In his Australia Day address in January 2016, Premier Will Hodgman identified three themes that underpin the Government’s approach to resetting the relationship with the Aboriginal community in Tasmania.

  • Recognition
    • The Tasmanian Government acknowledges the Tasmanian Aboriginal community as the traditional owners of lutruwita/Tasmania and values the importance of Aboriginal history and culture.
  • Reconciliation
    • The Tasmanian Government recognises Tasmanian Aboriginal people’s deep and continuous historical connection to the land and sea of Tasmania.
  • Real Outcomes
    • The Tasmanian Government will continue to work to improve the disparity in outcomes experienced by the Tasmanian Aboriginal community in all areas, including education, health and employment.

Premier’s Priorities

The Reset agenda identifies five key priority areas which are informed by the themes of recognition, reconciliation and real outcomes.
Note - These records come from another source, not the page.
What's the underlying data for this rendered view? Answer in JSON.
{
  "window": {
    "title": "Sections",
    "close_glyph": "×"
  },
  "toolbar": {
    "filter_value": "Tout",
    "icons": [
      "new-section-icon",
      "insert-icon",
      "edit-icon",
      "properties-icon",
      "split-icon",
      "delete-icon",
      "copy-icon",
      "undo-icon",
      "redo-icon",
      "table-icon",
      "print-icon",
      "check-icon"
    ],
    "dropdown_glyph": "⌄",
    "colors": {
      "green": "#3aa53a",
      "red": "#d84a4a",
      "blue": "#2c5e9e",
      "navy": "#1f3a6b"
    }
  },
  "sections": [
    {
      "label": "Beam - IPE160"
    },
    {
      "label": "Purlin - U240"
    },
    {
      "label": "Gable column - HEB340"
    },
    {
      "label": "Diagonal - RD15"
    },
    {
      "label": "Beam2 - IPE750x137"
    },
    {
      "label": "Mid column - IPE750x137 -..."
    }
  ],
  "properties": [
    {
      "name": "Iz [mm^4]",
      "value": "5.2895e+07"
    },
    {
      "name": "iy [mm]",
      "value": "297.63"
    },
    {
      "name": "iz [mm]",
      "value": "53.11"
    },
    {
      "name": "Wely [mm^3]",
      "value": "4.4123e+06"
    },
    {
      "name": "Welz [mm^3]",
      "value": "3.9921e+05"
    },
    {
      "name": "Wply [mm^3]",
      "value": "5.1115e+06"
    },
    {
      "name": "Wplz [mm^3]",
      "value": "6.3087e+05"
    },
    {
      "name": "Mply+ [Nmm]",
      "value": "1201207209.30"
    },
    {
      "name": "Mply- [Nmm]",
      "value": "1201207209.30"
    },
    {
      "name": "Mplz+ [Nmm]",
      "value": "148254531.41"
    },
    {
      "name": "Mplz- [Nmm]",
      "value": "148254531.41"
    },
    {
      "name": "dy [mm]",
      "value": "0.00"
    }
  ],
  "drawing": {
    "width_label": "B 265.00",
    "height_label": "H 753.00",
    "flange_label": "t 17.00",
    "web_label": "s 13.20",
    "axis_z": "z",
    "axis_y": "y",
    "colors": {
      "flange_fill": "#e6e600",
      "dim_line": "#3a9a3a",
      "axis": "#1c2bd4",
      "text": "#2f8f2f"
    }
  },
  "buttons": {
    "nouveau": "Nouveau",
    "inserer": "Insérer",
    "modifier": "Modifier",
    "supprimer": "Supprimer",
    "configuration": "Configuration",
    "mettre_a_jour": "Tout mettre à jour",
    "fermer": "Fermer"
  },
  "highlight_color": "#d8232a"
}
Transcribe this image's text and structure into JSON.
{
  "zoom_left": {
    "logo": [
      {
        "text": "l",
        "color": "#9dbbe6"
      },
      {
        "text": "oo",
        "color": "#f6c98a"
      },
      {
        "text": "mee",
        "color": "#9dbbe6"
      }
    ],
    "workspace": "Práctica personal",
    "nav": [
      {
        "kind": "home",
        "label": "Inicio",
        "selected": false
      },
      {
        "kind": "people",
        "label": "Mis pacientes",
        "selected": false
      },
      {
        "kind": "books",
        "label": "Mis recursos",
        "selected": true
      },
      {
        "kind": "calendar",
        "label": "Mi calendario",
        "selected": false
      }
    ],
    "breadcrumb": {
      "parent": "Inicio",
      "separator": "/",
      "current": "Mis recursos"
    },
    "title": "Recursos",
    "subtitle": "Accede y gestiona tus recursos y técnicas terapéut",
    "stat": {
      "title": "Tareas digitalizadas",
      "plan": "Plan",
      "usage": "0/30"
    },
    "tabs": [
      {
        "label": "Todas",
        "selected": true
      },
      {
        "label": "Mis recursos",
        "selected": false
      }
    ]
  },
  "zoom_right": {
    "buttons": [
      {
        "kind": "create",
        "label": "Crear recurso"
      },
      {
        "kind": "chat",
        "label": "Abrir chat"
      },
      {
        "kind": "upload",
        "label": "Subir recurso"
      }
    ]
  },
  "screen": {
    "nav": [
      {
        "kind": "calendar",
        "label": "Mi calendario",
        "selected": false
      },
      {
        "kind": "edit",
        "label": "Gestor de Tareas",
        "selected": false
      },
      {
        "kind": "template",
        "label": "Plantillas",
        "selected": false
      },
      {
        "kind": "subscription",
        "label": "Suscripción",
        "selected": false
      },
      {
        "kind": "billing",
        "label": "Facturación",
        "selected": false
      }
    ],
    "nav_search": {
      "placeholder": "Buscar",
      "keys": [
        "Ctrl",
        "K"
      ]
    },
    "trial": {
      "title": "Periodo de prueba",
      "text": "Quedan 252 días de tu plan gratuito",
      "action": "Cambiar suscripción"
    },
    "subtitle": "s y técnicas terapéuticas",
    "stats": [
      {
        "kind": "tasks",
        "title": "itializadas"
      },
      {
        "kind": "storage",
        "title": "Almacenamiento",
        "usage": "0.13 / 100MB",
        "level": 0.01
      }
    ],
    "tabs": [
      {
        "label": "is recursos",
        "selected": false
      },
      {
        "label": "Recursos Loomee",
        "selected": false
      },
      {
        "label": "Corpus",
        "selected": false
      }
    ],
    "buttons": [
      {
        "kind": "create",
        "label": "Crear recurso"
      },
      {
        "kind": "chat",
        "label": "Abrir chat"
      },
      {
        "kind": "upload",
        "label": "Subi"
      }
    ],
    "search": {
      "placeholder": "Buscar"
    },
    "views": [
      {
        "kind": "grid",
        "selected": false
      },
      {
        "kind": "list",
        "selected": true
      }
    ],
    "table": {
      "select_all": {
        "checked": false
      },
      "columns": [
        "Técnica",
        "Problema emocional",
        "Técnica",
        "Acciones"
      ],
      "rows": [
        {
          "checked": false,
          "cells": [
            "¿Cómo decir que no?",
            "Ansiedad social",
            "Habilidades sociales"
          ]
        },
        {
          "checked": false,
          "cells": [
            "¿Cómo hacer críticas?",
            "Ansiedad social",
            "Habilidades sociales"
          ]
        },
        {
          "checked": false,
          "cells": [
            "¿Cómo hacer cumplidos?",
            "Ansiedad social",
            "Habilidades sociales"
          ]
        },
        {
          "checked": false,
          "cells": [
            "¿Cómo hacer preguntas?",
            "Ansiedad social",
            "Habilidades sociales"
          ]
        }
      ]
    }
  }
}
Priority 1: A new approach to Aboriginal eligibility

This new approach aligns the Tasmanian Government with the Australian Government, and implements new arrangements that are more inclusive.

Priority 2: Focus on Tasmanian Aboriginal history and culture in the delivery of the Australian curriculum
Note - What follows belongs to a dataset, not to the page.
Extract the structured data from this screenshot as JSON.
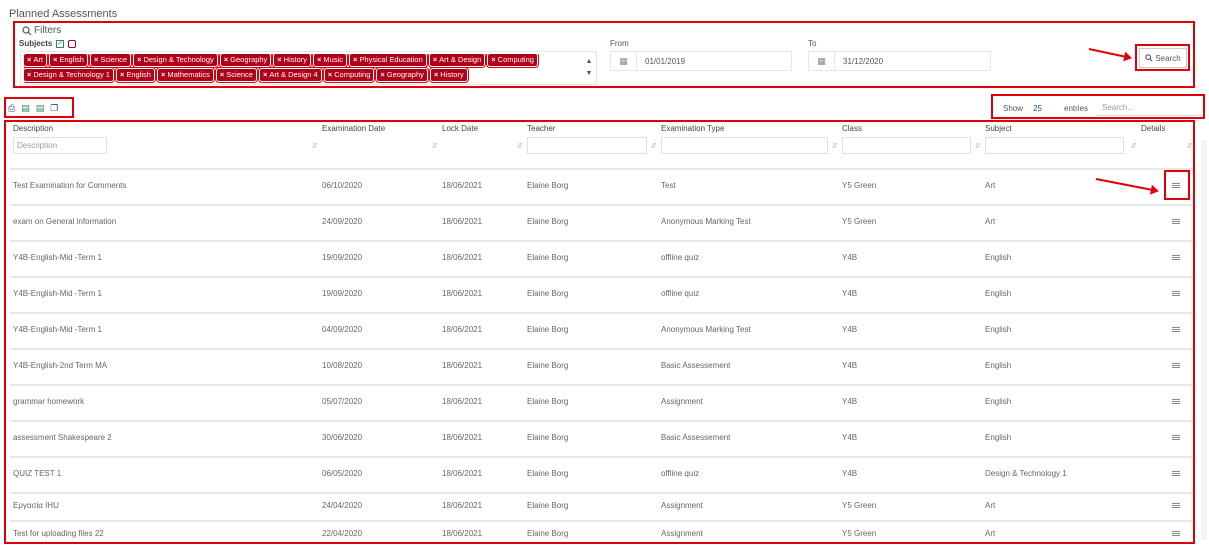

In partnership with the Aboriginal community, enhanced resources and training will be developed to support teachers to deliver the history and cultures component of the Australian curriculum with a focus on Tasmanian Aboriginal people.
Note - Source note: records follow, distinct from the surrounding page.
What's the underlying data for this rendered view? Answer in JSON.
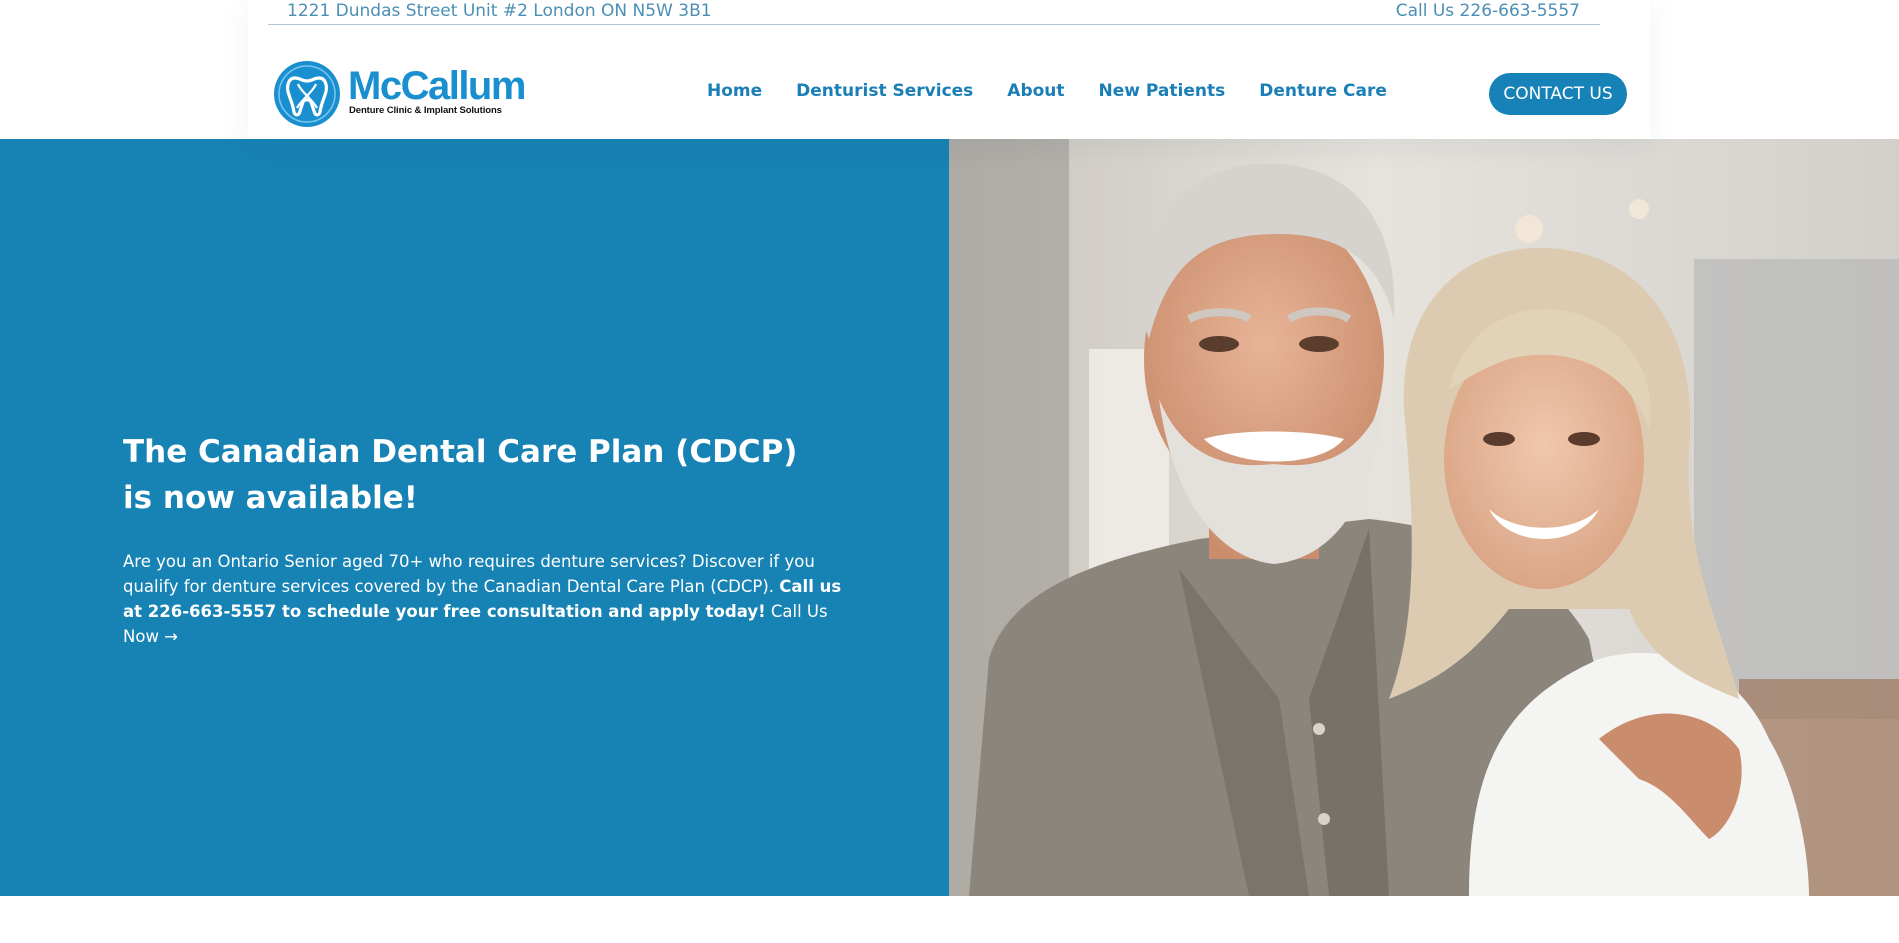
{
  "topbar": {
    "address": "1221 Dundas Street Unit #2 London ON N5W 3B1",
    "phone": "Call Us 226-663-5557"
  },
  "logo": {
    "name": "McCallum",
    "tagline": "Denture Clinic & Implant Solutions",
    "icon": "tooth-icon",
    "brand_color": "#1a8fd0"
  },
  "nav": {
    "items": [
      {
        "label": "Home"
      },
      {
        "label": "Denturist Services"
      },
      {
        "label": "About"
      },
      {
        "label": "New Patients"
      },
      {
        "label": "Denture Care"
      }
    ]
  },
  "header": {
    "contact_label": "CONTACT US"
  },
  "hero": {
    "title": "The Canadian Dental Care Plan (CDCP) is now available!",
    "text": "Are you an Ontario Senior aged 70+ who requires denture services? Discover if you qualify for denture services covered by the Canadian Dental Care Plan (CDCP).",
    "bold_text": "Call us at 226-663-5557 to schedule your free consultation and apply today!",
    "link_label": "Call Us Now →",
    "background_color": "#1782b4",
    "image_subject": "smiling senior couple photo"
  }
}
Priority 3: Constitutional recognition of Tasmanian Aboriginal people

Legislation to amend the Constitution Act passed through the State Parliament on 26 October 2016 and the Act received Royal Assent on 15 December 2016.  The amended Preamble reads:

“And whereas the Parliament, on behalf of all the people of Tasmania, acknowledges the Aboriginal people as Tasmania’s First People and the traditional and original owners of Tasmanian lands and waters; recognises the enduring spiritual, social, cultural and economic importance of traditional lands and waters to Tasmanian Aboriginal people; and recognises the unique and lasting contributions that Tasmanian Aboriginal people have made and continue to make to Tasmania.”

Priority 4: Explore joint land management arrangements and review the current land return model

Activity around exploring joint land management arrangements will include new and contemporary ways for Aboriginal people to connect to country, while building economic opportunities, particularly in the Tasmanian Wilderness World Heritage Area.

Priority 5: Increased efforts to close the gap in disadvantage between Aboriginal Tasmanians and the wider community

The Tasmanian Government is continuing to invest in activity that supports the COAG agenda to close the gap in Aboriginal disadvantage, with a particular focus on family violence, the early years, economic development and employment.


Implementation of the Reset agenda is led by a Steering Committee, comprising heads of agencies and chaired by the Secretary, Department of Premier and Cabinet.  The Steering Committee is supported by the Reset Interdepartmental Committee, comprising senior departmental officials, and by inter-agency Reset Working Groups.

Community Engagement

The key stakeholders in the Reset are the Aboriginal community, Aboriginal community organisations and Tasmanian Government agencies.  In 2015 the Premier undertook extensive consultations with Aboriginal people and organisations around the State, to identify opportunities and to hear issues of concern.  Engagement on actions under the Reset agenda continues to be a significant element of the work of the Office of Aboriginal Affairs.

Links to other Tasmanian Government Initiatives

Some Reset agenda action items are linked to other important Tasmanian Government initiatives, including:

Reset Key Activities